On 26 Mar 1912 Sophia married James Washington Johnston (1876-1967) and would have three sons: James Henderson Johnston (1913-1981), Ernest John Johnston (1915-2001), and William George Washington Johnston (1917-1944). Ruth called James Washington Johnston her “Pa” or “Pop” and he taught her how to dance all of the steps of the day. She never lacked partners at house parties or the “balls” in the Orange Hall, in the Fork River Village. James Washington became the chief engineer of the government fish hatchery on Snake Island on Lake Winnipegosis and the family moved to the island for several seasons before returning to Riverside to farm in earnest.
Ruth and her half-brothers James, Ernie, and Bill attended Mowat School No. 1232. The school was located fairly close to the homestead and the children would have been able to walk to class each day. Ruth wrote in one of her essays that she had always wanted to be a teacher and since the tuition was only $50 at the Dauphin Normal School she took her chance and borrowed the money from her cousin Fred Storrar Jr. Ruth graduated from Dauphin Normal in Apr 1927 and taught at various schools across Manitoba including (but not exclusive): Glenlyon School (her first school), Roseisle School (1929), Bradwardine School (1934), Mowat School (1943-1944), King Edward School, Lord Selkirk School, and Principal Sparling School (1973). Ruth was the only former student of Mowat to return to teach at the school.
Ruth married Ellis Blake Galbraith (1912-1976) on 6 Aug 1938 in Dauphin, Manitoba in St. Paul’s Anglican Church. The couple then traveled to visit Ellis’ family in Roseisle before going on their honeymoon.

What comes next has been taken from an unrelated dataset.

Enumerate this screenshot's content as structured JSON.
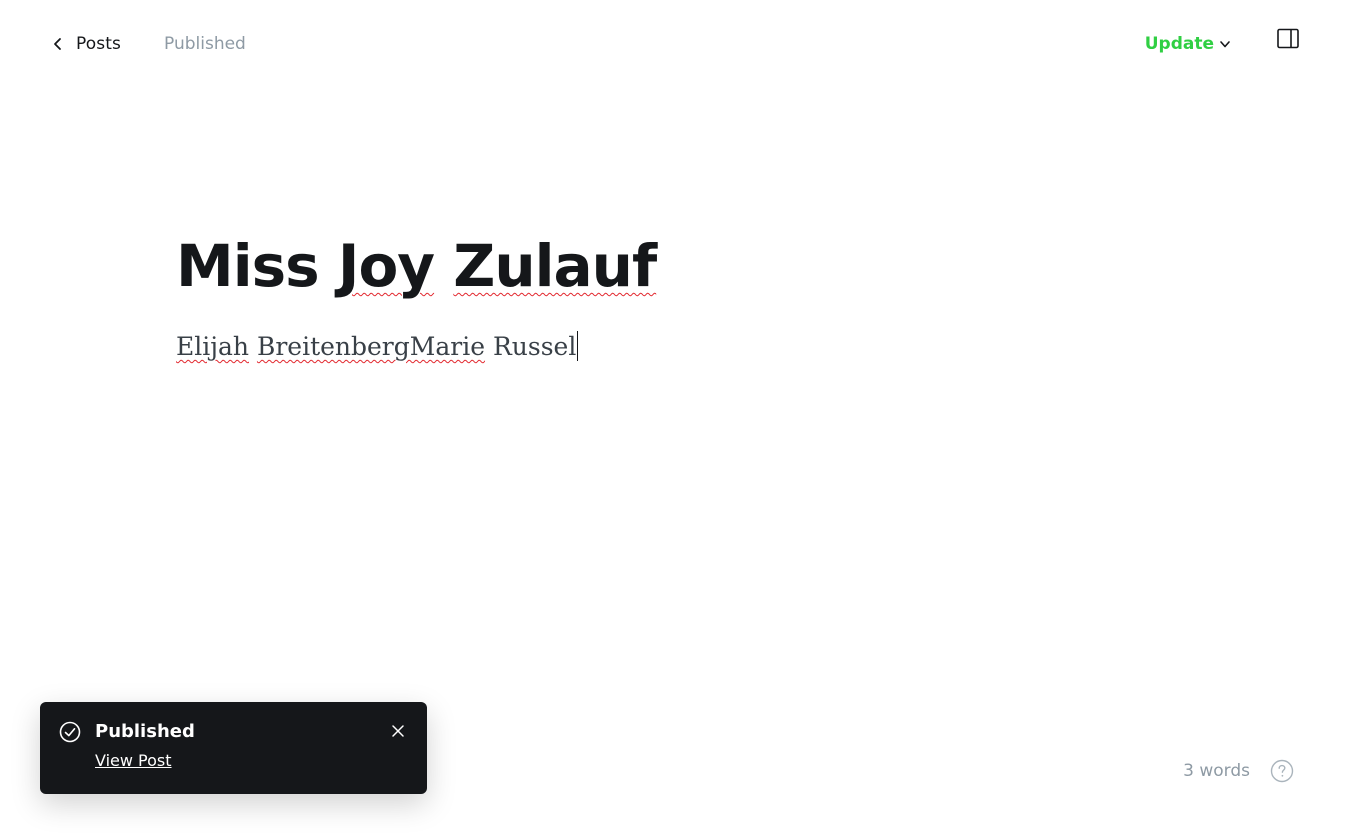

They moved to Winnipeg in 1944 allowing Ellis to work in the city CPR yards. Through the years they took various trips together across the USA and Canada. Once her husband had passed away in 1978 Ruth also took a trip to England and Ireland, the homeland of our ancestors. Ruth passed away on 17 Feb 1999 at the Grace Hospital in Winnipeg, Manitoba, Canada.